  5. Full MarineDiesel warranty terms apply.
  6. Swedish government financing may be available.

Here’s an example using the 5.7L Vortec.

5.7 schematic

5.7 table

5.7 kit

Life Cycle

General Motors has been manufacturing the Vortec block configured to LPG for nearly thirty years. Thousands of units have been sold and the engine has proved to be extremely reliable.

The MTBO is at 10,000 hours of use, however, it is highly dependent on climate and continuous RPM.

At the 4,400 annual hours of use described, TBO is roughly every two years.

Cost to Operate

The 5.7L LPG consumes fuel based on engine load.

100% Load:         9.3 m3 / hour

75% Load:            7.1 m3 / hour

50% Load:            5.4 m3 / hour

25% Load:            3.8 m3 / hour

 

<<COMPARE VS EQUIVALENT DIESEL>>

 

100% Load:         27 L / hour

75% Load:            20 L / hour

50% Load:            12 L / hour

25% Load:            8 L  / hour

 

Current prices of fuel in SE Asia:

LPG:   US$0.34/ litre

Diesel: US$1.10/ litre

Average annual use of 4,400 hours per year, assuming 75% load at 1,800 RPM.

LPG consumption 3.85 Liters / m3

27.335 Liters LPG / Hour
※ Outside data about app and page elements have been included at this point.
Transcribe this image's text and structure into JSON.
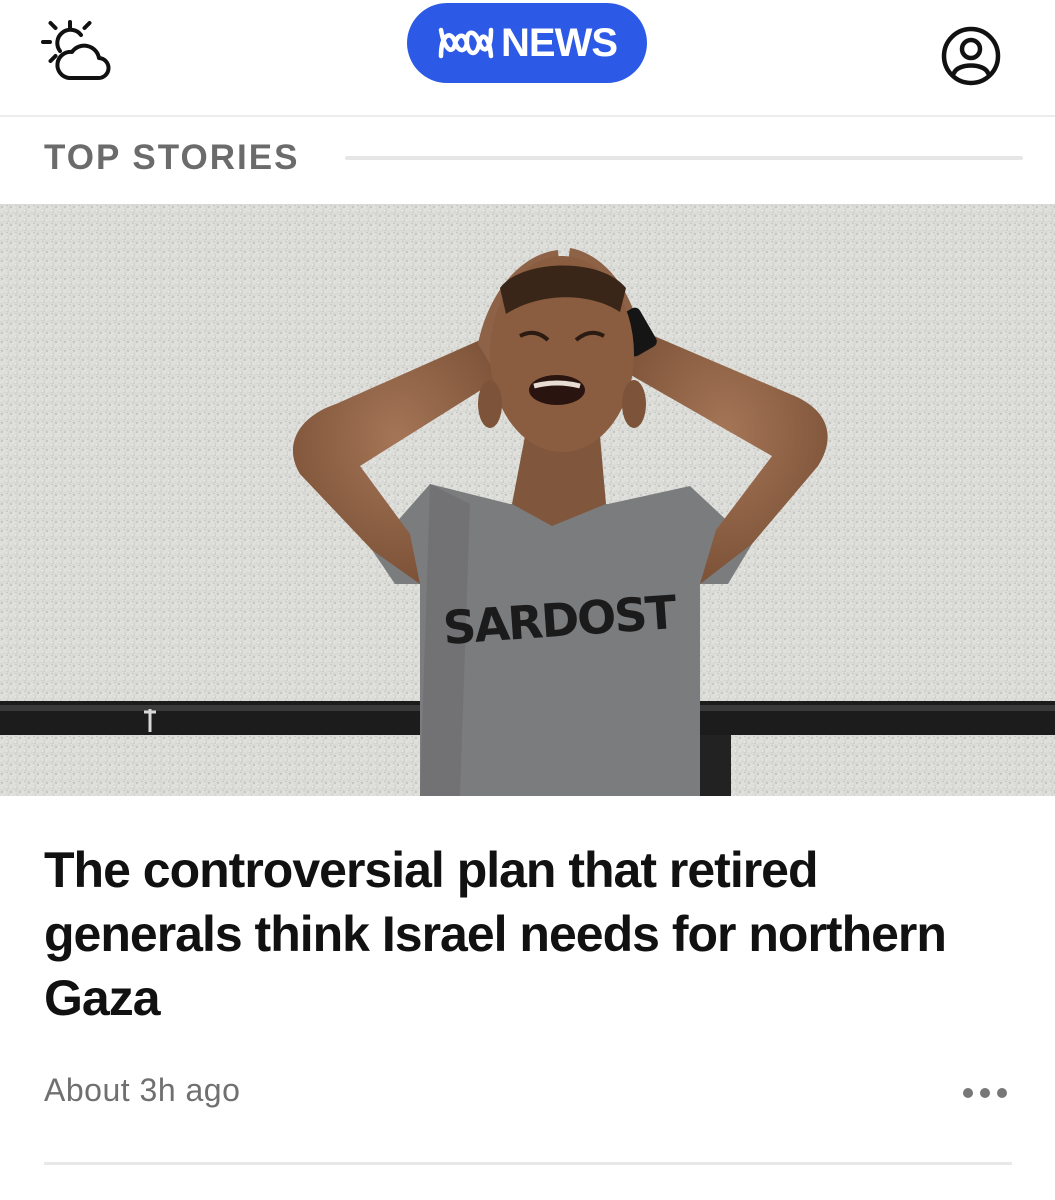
{
  "header": {
    "weather_icon": "partly-cloudy-icon",
    "brand_icon": "abc-lissajous-logo",
    "brand_label": "NEWS",
    "account_icon": "user-account-icon",
    "accent_color": "#2c5ae6"
  },
  "section": {
    "title": "TOP STORIES"
  },
  "story": {
    "image_description": "young man crying with hands on head against a white textured wall",
    "image_shirt_text": "SARDOST",
    "headline": "The controversial plan that retired generals think Israel needs for northern Gaza",
    "timestamp": "About 3h ago",
    "more_icon": "more-horizontal-icon"
  }
}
LPG  annual cost of fuel consumption: US$40,893

Diesel annual fuel consumption: US$96,800